Report on the 24th Shokai Retreat
The 24th Shokai Retreat was held between 11th and 13th October. The theme of this retreat was ‘What has been done for me by the Three Treasures’. All the participants reflected upon this theme as homework, and joined the opening service on Friday evening. Sam K, who kicked off the meeting with great energy announced, “Let’s make the most of the great opportunity that this Retreat offers us….”
Kei S, who followed the late Hiroko’s advice and will undertake the introspection session at Shogyoji temple in Japan in December, gave a Vow of Sincere Practice. During her vow, she said her encounter with Three Wheels for the last 5 years has been a gift. She was filled with gratitude towards her family, friends and her colleagues. She explained how it was the people around her that enabled her to feel love, compassion and warmth. Hiroko san showed her how the Buddha dharma can live and help her life. Hiroko showed her the path to see Amida’s light which she would like to follow for the rest of her life.

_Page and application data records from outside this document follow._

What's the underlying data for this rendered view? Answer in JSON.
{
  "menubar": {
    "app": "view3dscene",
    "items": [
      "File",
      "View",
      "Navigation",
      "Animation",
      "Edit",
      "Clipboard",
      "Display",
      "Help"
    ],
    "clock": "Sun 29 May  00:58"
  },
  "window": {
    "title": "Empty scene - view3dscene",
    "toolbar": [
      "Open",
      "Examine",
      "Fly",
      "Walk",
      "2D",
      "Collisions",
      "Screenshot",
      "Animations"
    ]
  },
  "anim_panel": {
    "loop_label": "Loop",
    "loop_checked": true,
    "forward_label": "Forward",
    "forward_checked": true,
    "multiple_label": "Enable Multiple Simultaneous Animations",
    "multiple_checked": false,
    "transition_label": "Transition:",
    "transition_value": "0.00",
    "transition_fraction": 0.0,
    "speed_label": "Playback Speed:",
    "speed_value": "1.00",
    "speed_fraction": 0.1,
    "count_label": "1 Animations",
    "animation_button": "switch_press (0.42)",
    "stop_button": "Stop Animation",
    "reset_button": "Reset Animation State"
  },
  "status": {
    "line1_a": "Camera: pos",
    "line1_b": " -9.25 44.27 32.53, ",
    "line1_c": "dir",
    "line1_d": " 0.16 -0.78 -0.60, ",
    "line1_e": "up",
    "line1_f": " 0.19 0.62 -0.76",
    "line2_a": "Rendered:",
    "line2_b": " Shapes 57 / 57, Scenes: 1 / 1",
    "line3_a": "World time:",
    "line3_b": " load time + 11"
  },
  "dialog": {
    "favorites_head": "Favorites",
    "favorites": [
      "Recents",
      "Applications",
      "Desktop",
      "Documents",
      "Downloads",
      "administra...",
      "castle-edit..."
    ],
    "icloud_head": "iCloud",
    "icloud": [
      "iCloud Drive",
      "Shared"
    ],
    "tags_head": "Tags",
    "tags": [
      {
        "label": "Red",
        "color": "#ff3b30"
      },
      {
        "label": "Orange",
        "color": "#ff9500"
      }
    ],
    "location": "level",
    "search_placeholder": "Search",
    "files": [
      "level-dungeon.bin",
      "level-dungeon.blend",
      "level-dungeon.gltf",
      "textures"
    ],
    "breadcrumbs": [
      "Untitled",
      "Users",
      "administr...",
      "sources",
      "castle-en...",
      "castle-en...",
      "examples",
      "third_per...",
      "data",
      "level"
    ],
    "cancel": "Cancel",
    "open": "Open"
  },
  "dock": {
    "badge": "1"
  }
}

Reverend Sato gave a welcome greeting where he expressed how happy he was to have three new participants as well as a guest from Japan, Rie H. He taught us that appreciating the Three Treasures is not enough. As the Prince Shotoku states, “Taking refuge in the Three Treasures” is very important so we need to be aware of how much we are supported by the Sanga, turn within oneself, and take refuge in Buddha.
We had two sessions to share our homework one in the evening of the first day, and the other in the morning of the second day. Rina P who was the youngest, spoke her thoughts with tears remembering her recent introspection session at Shogyoji temple; “Even though I am the greediest being, I’m accepted by my parents and those around me as if they are Buddhas. My dharma teachers, who sat for hours listening and taking enormous responsibility and trust symbolised the Sanga for me”. Renata read out her letter addressed to the late Hiroko, who Renata called ‘spiritual mother’. She expressed in the letter how much Hiroko meant to herself, which we all commonly felt. It was clearly Hiroko-san that guided Renata to join the retreat. Furthermore, Rie H openly talked about her difficulties in her life, yet she found that these bad conditions were in fact blessings from the Buddha. She was grateful about her re-encounter with Rev Sato and Hiroko 20 years ago at Three Wheels which changed her perspective enabling her to become who she is today. Many dharma friends shared their homework and mentioned how grateful they were for the opportunity to come and listen to the dharma. The support, love and compassion that they received by the Three Treasures changed their perspective in their lives.
The morning session on the second day was new to the Shokai. Rev Sato introduced an extract of the book written by DT Suzuki, entitled ‘Infinite Light’. The handout was read out by participants in turn and at the same time a Q&A was actively undertaken. Within the extract I felt these passages touched my heart; “it is this very conceit and delusion that causes the final downfall of the self-power.” And “One is first to struggle desperately with doubt and self-power but the denser the cloud of doubt the brighter the light then it reveals itself.”
After lunch, we all helped to relocate the furniture of Taya houses for the new family moving in. After that a chanting lesson lead by Rev Kenshin Ishii, rehearsing for Otorikoshi London Eza was held. We were taught that the most important point of chanting is to express gratitude. The Shoshinge (English translation by Rev Sato) was read out by Andrew W and many of us were moved by how beautiful the reading and the understanding of this chanting was.
During the closing ceremony, we invited Prof Shimoda who gave a talk for London Eza to join us, and everyone shared their overall impressions of the retreat. A Firstcomer Amit K said that he learnt how important it was to simply entrust Amida rather than his intellectual thinking in order to grasp Buddhism. Each participant expressed their own ways in which they find the Three Treasures precious. We promised to expose ourselves to the Sangha consistently, following and listening to the dharma and entrusting ourselves to Amida, taking refuge in the Buddha. When I shared my thoughts I expressed my apologies for failing to actively reflect on my present being, which we have always been taught is the most important doing. My dharma friend pointed out to me that my homework was not good, he made me aware that I was resting on my Buddhism background. I then came to see myself as being very conceited and arrogant. I also found myself failing to prioritise listening to the dharma. I felt that the letter of Rennyo Shonin that was read out in the service that morning, was a message to teach me how my karma made me choose not to listen to the Dharma. I then became aware that I was blaming external conditions, again an example of neglecting to reflect on my current self. By pronouncing the Nembutsu with everyone after my confession in the Buddha hall, I felt very warm and peaceful and blessed to be embraced by the Three Treasures.